-- PROVIDED DATA follows --

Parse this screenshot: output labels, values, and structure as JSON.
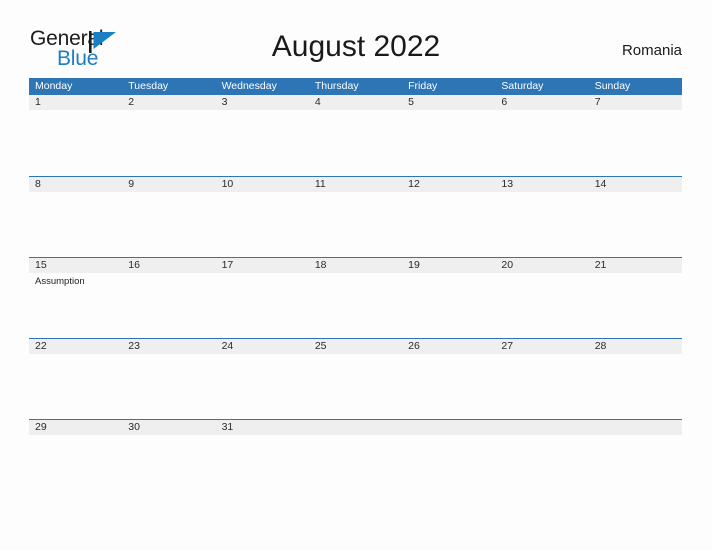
{
  "brand": {
    "line1": "General",
    "line2": "Blue",
    "flag_icon": "flag-triangle-icon",
    "line1_color": "#1c1c1c",
    "line2_color": "#1b7fc4",
    "flag_color": "#1b7fc4"
  },
  "header": {
    "title": "August 2022",
    "country": "Romania"
  },
  "theme": {
    "header_blue": "#2e75b6",
    "date_band_gray": "#efefef",
    "page_background": "#fdfdfd",
    "text_color": "#222222",
    "header_text_color": "#ffffff"
  },
  "calendar": {
    "weekdays": [
      "Monday",
      "Tuesday",
      "Wednesday",
      "Thursday",
      "Friday",
      "Saturday",
      "Sunday"
    ],
    "weeks": [
      {
        "days": [
          {
            "date": "1",
            "events": []
          },
          {
            "date": "2",
            "events": []
          },
          {
            "date": "3",
            "events": []
          },
          {
            "date": "4",
            "events": []
          },
          {
            "date": "5",
            "events": []
          },
          {
            "date": "6",
            "events": []
          },
          {
            "date": "7",
            "events": []
          }
        ]
      },
      {
        "days": [
          {
            "date": "8",
            "events": []
          },
          {
            "date": "9",
            "events": []
          },
          {
            "date": "10",
            "events": []
          },
          {
            "date": "11",
            "events": []
          },
          {
            "date": "12",
            "events": []
          },
          {
            "date": "13",
            "events": []
          },
          {
            "date": "14",
            "events": []
          }
        ]
      },
      {
        "days": [
          {
            "date": "15",
            "events": [
              "Assumption"
            ]
          },
          {
            "date": "16",
            "events": []
          },
          {
            "date": "17",
            "events": []
          },
          {
            "date": "18",
            "events": []
          },
          {
            "date": "19",
            "events": []
          },
          {
            "date": "20",
            "events": []
          },
          {
            "date": "21",
            "events": []
          }
        ]
      },
      {
        "days": [
          {
            "date": "22",
            "events": []
          },
          {
            "date": "23",
            "events": []
          },
          {
            "date": "24",
            "events": []
          },
          {
            "date": "25",
            "events": []
          },
          {
            "date": "26",
            "events": []
          },
          {
            "date": "27",
            "events": []
          },
          {
            "date": "28",
            "events": []
          }
        ]
      },
      {
        "days": [
          {
            "date": "29",
            "events": []
          },
          {
            "date": "30",
            "events": []
          },
          {
            "date": "31",
            "events": []
          },
          {
            "date": "",
            "events": []
          },
          {
            "date": "",
            "events": []
          },
          {
            "date": "",
            "events": []
          },
          {
            "date": "",
            "events": []
          }
        ]
      }
    ]
  }
}
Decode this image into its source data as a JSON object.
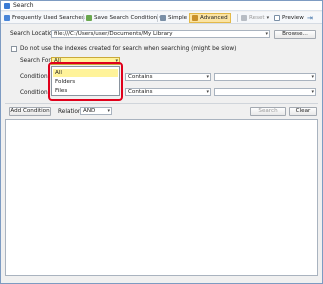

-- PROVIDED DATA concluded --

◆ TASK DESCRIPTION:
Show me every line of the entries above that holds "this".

◆ REPLY:
Parse this screenshot: output labels, values, and structure as JSON.
Decode this image into its source data as a JSON object.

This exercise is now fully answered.